One could say that the Nationals are in a re-building year or “re-tooling,” however, their current record should spotlight where the Nationals are and how much more work the team has to do to regain its standing in the NL East and around Major League Baseball. The “window” closed back in July, but shouldn’t the Nationals have been built to have long-term success? Was the strategy that Rizzo and Co the right one? I am not a GM for a good reason; however, I look around the NL and even American League and see other teams constantly building and having long-term success no matter who the players are and wonder why this hasn’t been the strategy for the Nationals.
You don’t have to look too far to find an example of consistently building success. All you need to do is look at the Los Angeles Dodgers.
The Dodgers have been contenders for seasons after seasons, all while developing their farm system, so it is possible. The Dodgers have won seven straight NL West titles dating back to 2013, capped by a record amount of wins during the season, while maintaining a top-five farm system of six straight years despite never having a pick higher than 18th in the draft. Their homegrown stars that aged out or left in free agency are replaced with young, homegrown talent and stars again and again. Okay, they were beaten in the playoffs by the Nationals and then the Braves, but there is no denying that the Dodgers are in a league of their own for player development.
You can’t say that revenue and spending on payroll have made the Dodgers successful year after year. Yes, that is part of the reason but not the whole story. According to Baseball America, the Dodgers have had constant prospects in the top 50 since 2016. Not only has the team had these prospects in their system, but the Dodgers employ an army of professional and amateur scouts. Both on the amateur and professional side of the organization, the Dodgers are aggressively seeking athletic, versatile players that hit for average and also have strong plate discipline. There is a belief that these players can teach those players to add power with swing tweaks if the contact skills and at-bat quality. They don’t rely solely on veterans to fuel their team.

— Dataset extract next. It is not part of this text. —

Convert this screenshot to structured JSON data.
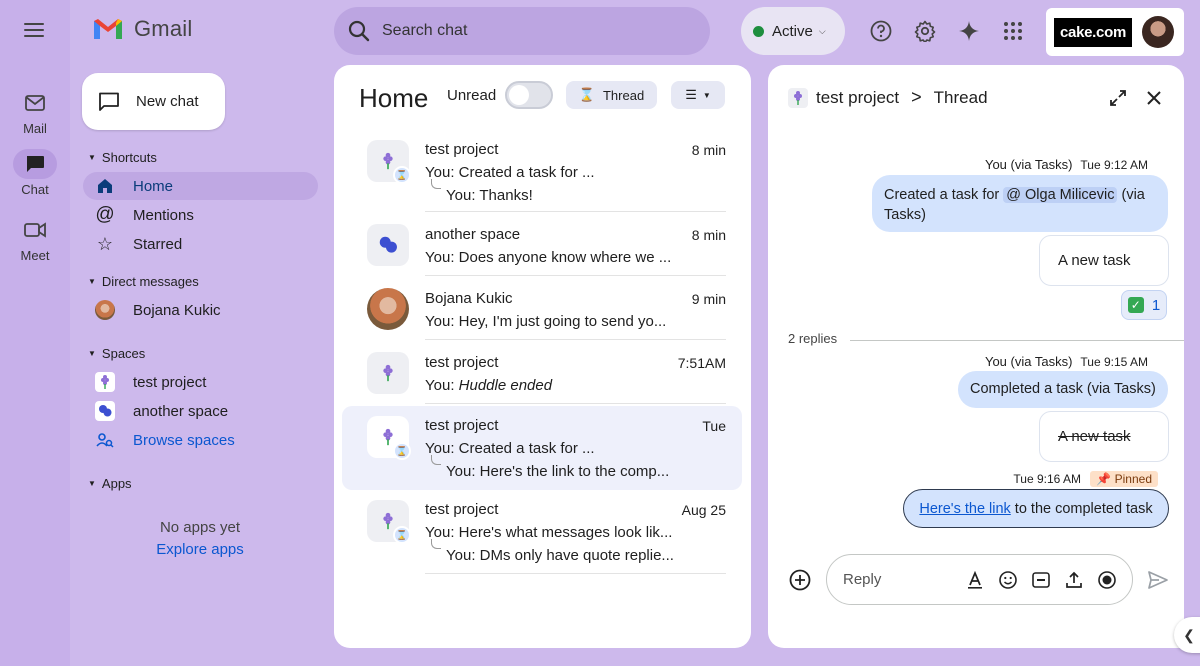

In an article titled: “They’re the Model:’ How the Dodgers’ Player Development Machine Rolls on,” in Baseball America back in April of 2020, Kyle Glaser highlights that the Dodgers even focus on the food and stadium conditions that they provide their minor leaguers. “… the Dodgers to bring in among the most, and often the best, coaches and development staffers. It also allows them to provide their minor leaguers with better nutrition and facilities, setting the foundation for superior physical development. The Dodgers’ five non-complex league affiliates—Triple-A Oklahoma City, Double-A Tulsa, high-Class A Rancho Cucamonga, low Class A Great Lakes, and Rookie-level Ogden—all play in ballparks that were built within the last 25 years and rank among the best of their respective leagues in terms of facilities quality. This year, the Dodgers will have traveling chefs for every affiliate from Rookie-level Ogden through Double-A Tulsa, expanding a previous program. The two levels that don’t have a chef, the Rookie-level Arizona League affiliate and Triple-A Oklahoma City, will receive catered meals from high-end providers such as Whole Foods.” The question is whether the Nationals are focused on even these smallest details? Don’t worry: #InRizzoWeTrust
As the Nationals start their rebuilding process, the front office shouldn’t just concentrate on one area; there should be a hard focus on rebuilding everything from the ground up and being aggressive in free agency, which is a part of baseball success. It’s really hard not to worry and place trust in Rizzo because the Nationals have had success leading up to 2019, but what cost did the team pay? Are the recent hires that the Nationals have made over the offseason enough to jump-start the systematic change needed to create a positive player development program?
Can fans truly believe that Rizzo’s plan is the right plan for the Washington Nationals at this point time in their history? Over the next few years, we will see if “In Rizzo We Trust” is something that Washington Nationals fans can still trust, or is it time to come up with a new phrase? We will just have to wait and see…